Ted begins his list with the Italian filmmaker Ermanno Olmi, who directed films that would appear to many to fit squarely within the Italian Neorealist movement; however, Olmi himself claimed that he was trying to make something unique from that style. Regardless of how he is categorized, his films received accolades throughout his lifetime, including a Palme d’Or win for his The Tree of Wooden Clogs in 1978. Next on Ted’s list is Neil Simon, the prolific and bankable writer for stage and screen whose works set the tone for relationship dramedies that felt the friction and constraint of urban living. (A particular favorite there for Ted would be The Heartbreak Kid from 1972.) Ted closes his list with Robby Müller, a cinematographer who popped up on fascinating sets and contributed greatly to the works of very different directors, including the works of Wim Wenders (Paris, Texas), Jim Jarmusch (Mystery Train), and Lars Von Trier (Breaking the Waves).
Ermanno Olmi (1931–2018)
Neil Simon (1927–2018)
Robby Müller (1940–2018)
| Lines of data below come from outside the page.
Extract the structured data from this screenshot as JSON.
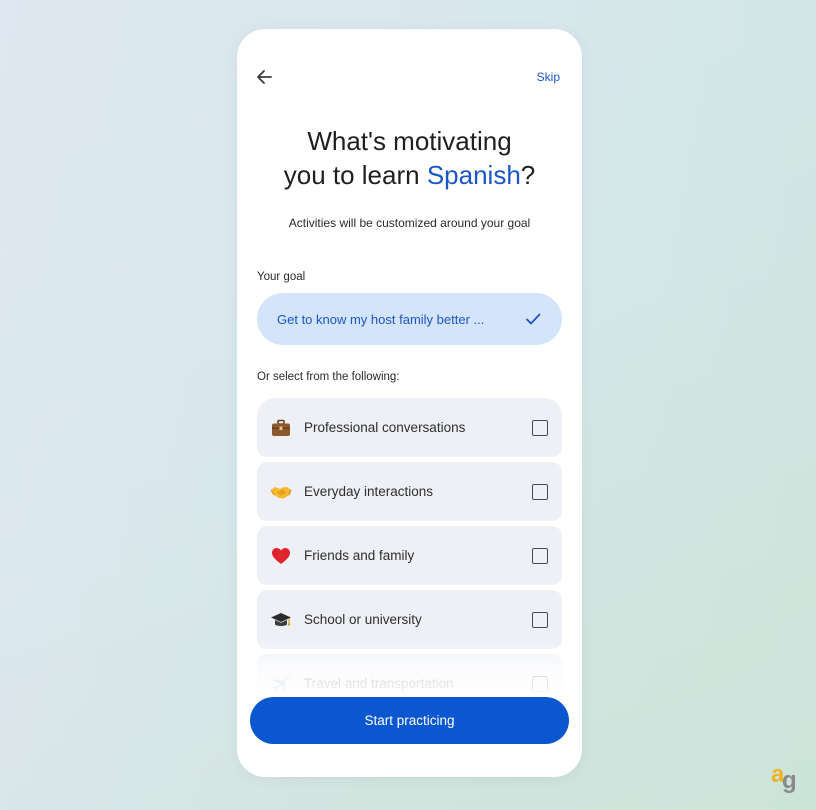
{
  "header": {
    "back_icon": "arrow-left-icon",
    "skip_label": "Skip"
  },
  "title": {
    "line1": "What's motivating",
    "line2_prefix": "you to learn ",
    "language": "Spanish",
    "line2_suffix": "?"
  },
  "subtitle": "Activities will be customized around your goal",
  "goal": {
    "label": "Your goal",
    "value": "Get to know my host family better ...",
    "selected_icon": "checkmark-icon"
  },
  "options_label": "Or select from the following:",
  "options": [
    {
      "label": "Professional conversations",
      "icon": "briefcase-icon",
      "checked": false
    },
    {
      "label": "Everyday interactions",
      "icon": "handshake-icon",
      "checked": false
    },
    {
      "label": "Friends and family",
      "icon": "heart-icon",
      "checked": false
    },
    {
      "label": "School or university",
      "icon": "graduation-cap-icon",
      "checked": false
    },
    {
      "label": "Travel and transportation",
      "icon": "airplane-icon",
      "checked": false
    }
  ],
  "start_button": "Start practicing",
  "colors": {
    "accent": "#1a56c7",
    "primary_button": "#0b57d0",
    "goal_pill": "#d4e4fb",
    "option_bg": "#eef0f6"
  },
  "watermark": "ag"
}
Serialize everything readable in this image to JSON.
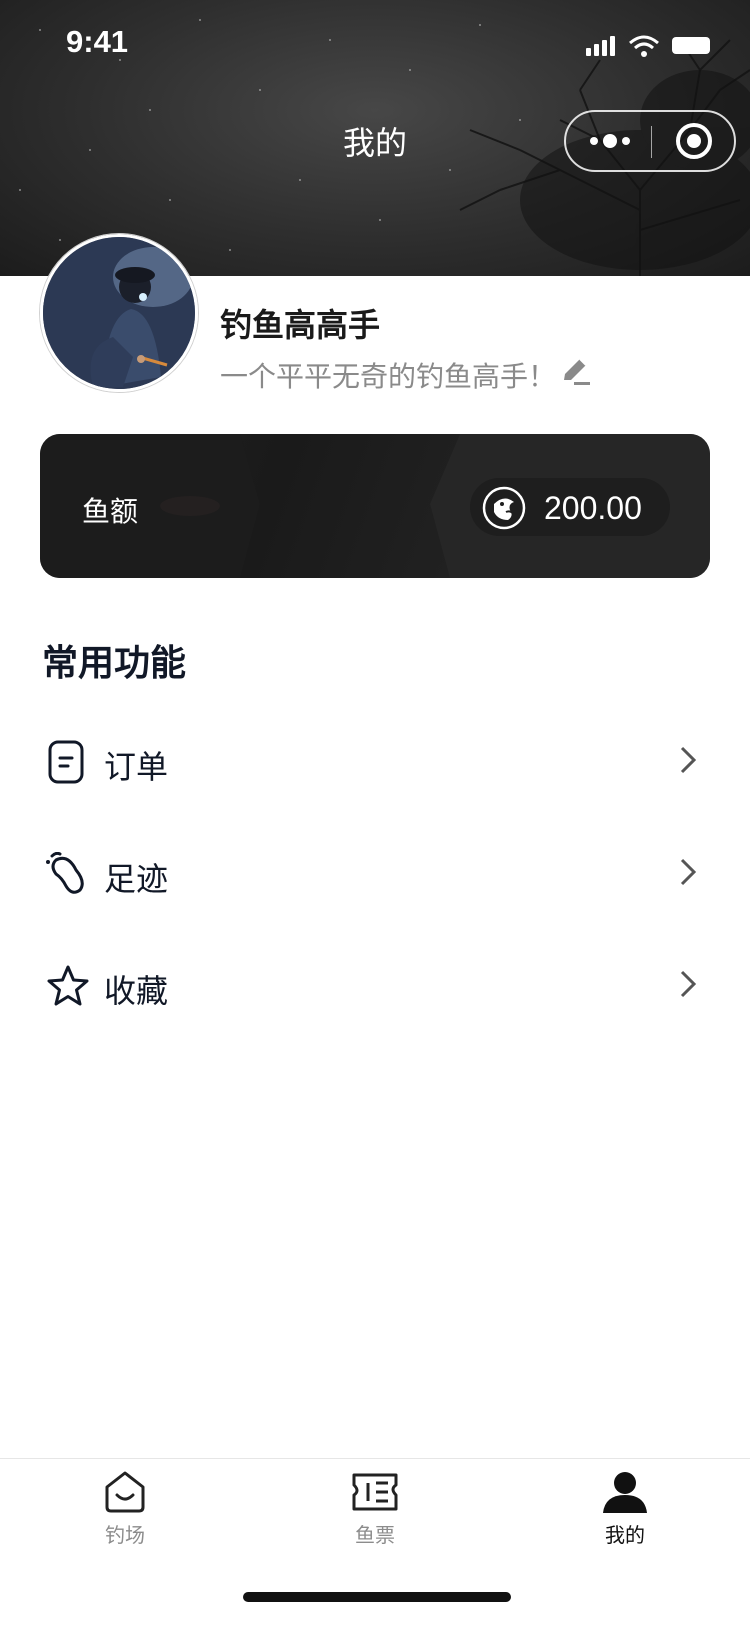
{
  "status_bar": {
    "time": "9:41"
  },
  "nav": {
    "title": "我的"
  },
  "profile": {
    "name": "钓鱼高高手",
    "bio": "一个平平无奇的钓鱼高手！"
  },
  "balance": {
    "label": "鱼额",
    "value": "200.00"
  },
  "section": {
    "title": "常用功能"
  },
  "menu": [
    {
      "label": "订单",
      "icon": "order-icon"
    },
    {
      "label": "足迹",
      "icon": "footprint-icon"
    },
    {
      "label": "收藏",
      "icon": "star-icon"
    }
  ],
  "tabbar": [
    {
      "label": "钓场",
      "icon": "home-icon",
      "active": false
    },
    {
      "label": "鱼票",
      "icon": "ticket-icon",
      "active": false
    },
    {
      "label": "我的",
      "icon": "user-icon",
      "active": true
    }
  ],
  "colors": {
    "primary_text": "#111827",
    "muted_text": "#8a8a8a",
    "card_bg": "#1a1a1a"
  }
}
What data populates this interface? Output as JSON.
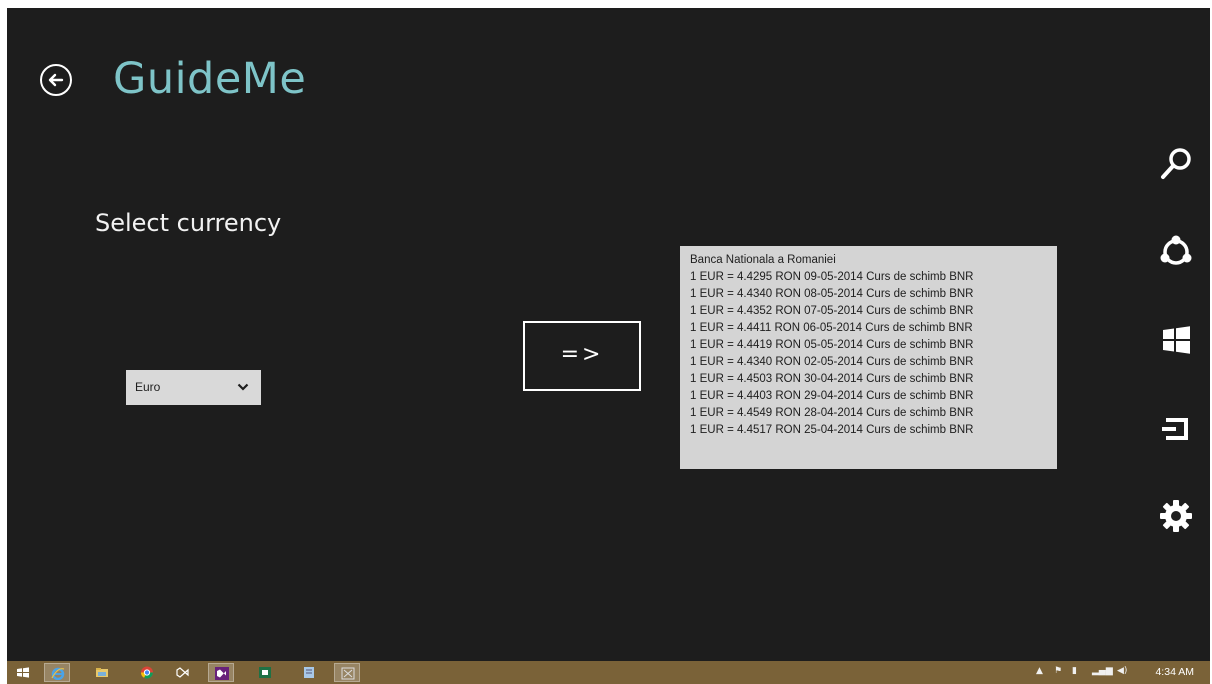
{
  "app": {
    "title": "GuideMe",
    "background_color": "#1d1d1d",
    "title_color": "#7ec4c8"
  },
  "currency": {
    "label": "Select currency",
    "selected": "Euro"
  },
  "convert_button": {
    "label": "=>"
  },
  "results": {
    "lines": [
      "Banca Nationala a Romaniei",
      "1 EUR = 4.4295 RON 09-05-2014 Curs de schimb BNR",
      "1 EUR = 4.4340 RON 08-05-2014 Curs de schimb BNR",
      "1 EUR = 4.4352 RON 07-05-2014 Curs de schimb BNR",
      "1 EUR = 4.4411 RON 06-05-2014 Curs de schimb BNR",
      "1 EUR = 4.4419 RON 05-05-2014 Curs de schimb BNR",
      "1 EUR = 4.4340 RON 02-05-2014 Curs de schimb BNR",
      "1 EUR = 4.4503 RON 30-04-2014 Curs de schimb BNR",
      "1 EUR = 4.4403 RON 29-04-2014 Curs de schimb BNR",
      "1 EUR = 4.4549 RON 28-04-2014 Curs de schimb BNR",
      "1 EUR = 4.4517 RON 25-04-2014 Curs de schimb BNR"
    ]
  },
  "charms": [
    "search-icon",
    "share-icon",
    "start-icon",
    "devices-icon",
    "settings-icon"
  ],
  "taskbar": {
    "color": "#7a6238",
    "apps": [
      "start-icon",
      "internet-explorer-icon",
      "file-explorer-icon",
      "chrome-icon",
      "visual-studio-icon",
      "visual-studio-2-icon",
      "excel-icon",
      "notepad-icon",
      "close-app-icon"
    ],
    "clock": "4:34 AM"
  }
}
Ricky begins his list with narrator/background actor/magician/historian Ricky Jay, whose own prowess in writing and the arcane attracted him to directors like Paul Thomas Anderson and David Mamet. Jay also was a renowned sleight of hand magician who delivered grandiloquent stories alongside his prestidigitation that often matched the styles of the films in which he was cast. Ricky then discusses Nicolas Roeg, who began as a cinematographer working with the likes of David Lean before transitioning to trippier fare, including Performance with Mick Jagger, The Man Who Fell to Earth with David Bowie, and an adaptation of Roald Dahl’s The Witches, which will be playing in the Professor Pfinklepfunder series next semester. Lastly, Ricky discusses the work of Mark Tenser, who built up Crown International Pictures, a grindhouse producing films that both served as a zeitgeist collection pond (as grindhouses do) while also defining the look, feel, and audiences for B-films of the 1970s and 1980s.
With that, we look forward to 2019 and the many exciting films, directors, guest lecturers, and events happening in the Browning Cinema next year.
Ricky Jay (1946–2018)
Nicolas Roeg (1928–2018)
Mark Tenser (1920–2018)
THE TOP THREE: 2018 MEMORIAM OF GREATNESS
Establishing Shot Podcast